The ritual is to light Hanukkah candles every night, increasing the number of candles each night.
But don’t worry if you end up skipping one – you can still get back into it the following night! Just make sure you are adding the appropriate number of candles (if you skip night four for example, you still light five the following night).
Where should I put my Hanukkah menorah?
Since the traditional purpose of lighting a menorah is to publicize the miracle of Hanukkah, it’s customary to put one’s Hanukkah menorah on a windowsill where other people outside your home will see it. Another option is to place it near a doorway or on a table in another central, frequently trafficked area of the house. In Israel, some people place a menorah outside near their front door or gate, enclosed in a special glass box to protect the flames.
Can I light more than one menorah? Does each person light their own?

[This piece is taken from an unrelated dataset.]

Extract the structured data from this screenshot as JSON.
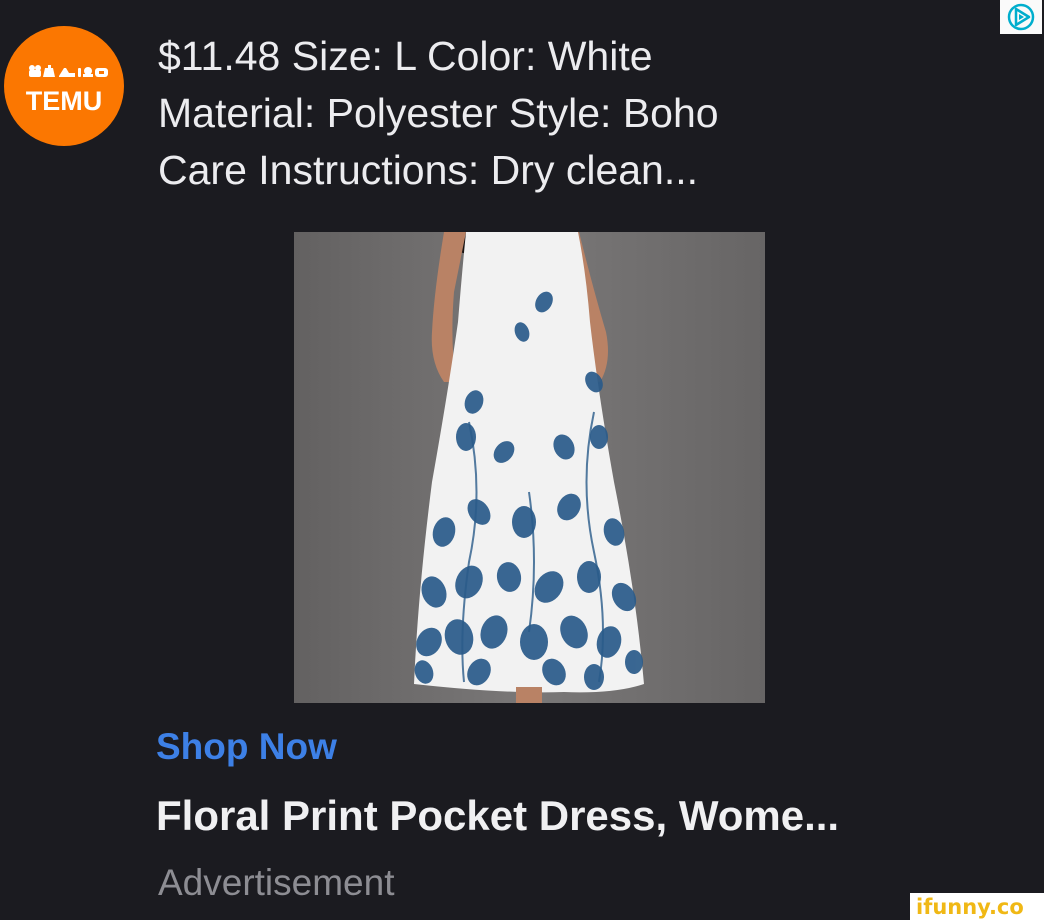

You should have at least one Hanukkah menorah for your home in order to fulfill the commandments of Hanukkah, but there’s nothing against lighting more than one. Some families light just one for the entire household, while others have a custom in which every member of the family lights their own menorah for a personal and individualized connection to the miracle of the Festival of Lights. And many children enjoy lighting their very own!
- See our fun and festive children’s menorahs made especially for your young loved ones
Each person can say their own blessing over their own Hanukkah menorah, but if you are lighting more than one for yourself, just say the blessings over the first one.
What do you do after lighting the menorah on Hanukkah?
Some people sing traditional Hanukkah songs like Maoz Tzur (included in our Hanukkah blessing pamphlet with every menorah purchase!), play games like dreidel with their families, exchange gifts or give sweet treats like gelt chocolate coins, or eat foods fried in oil as another reminder of the miracle of the oil in the Temple.
Whatever your traditions, you should enjoy your Hanukkah lights and the beauty of your menorah!
- See our post about Hanukkah traditions and their origins
- …and our Hanukkah essentials buying guide for everything you’ll need
- Read about foods traditionally eaten on Hanukkah
- Check out our guide to games to play with the whole family after lighting your Hanukkah menorah
How do I choose the right Hanukkah menorah or menorahs for me?
Since menorahs can be made from many different materials, and because it’s such an individual, personal ritual that’s done at home, many options and styles exist, for all budgets and preferences. You should choose one you like, that will bring you joy to the holiday and help you relish the Hanukkah lights.
It’s considered important to beautify the holiday and the mitzvah (commandment) of kindling the Hanukkah lights, and therefore many families will try to purchase the most beautiful one they can afford, and it can become a timeless piece of Judaica passed on from generation to generation. On the other hand, it doesn’t have to be made out of precious metals, and simple, affordable menorahs are also plentiful and perfectly fine.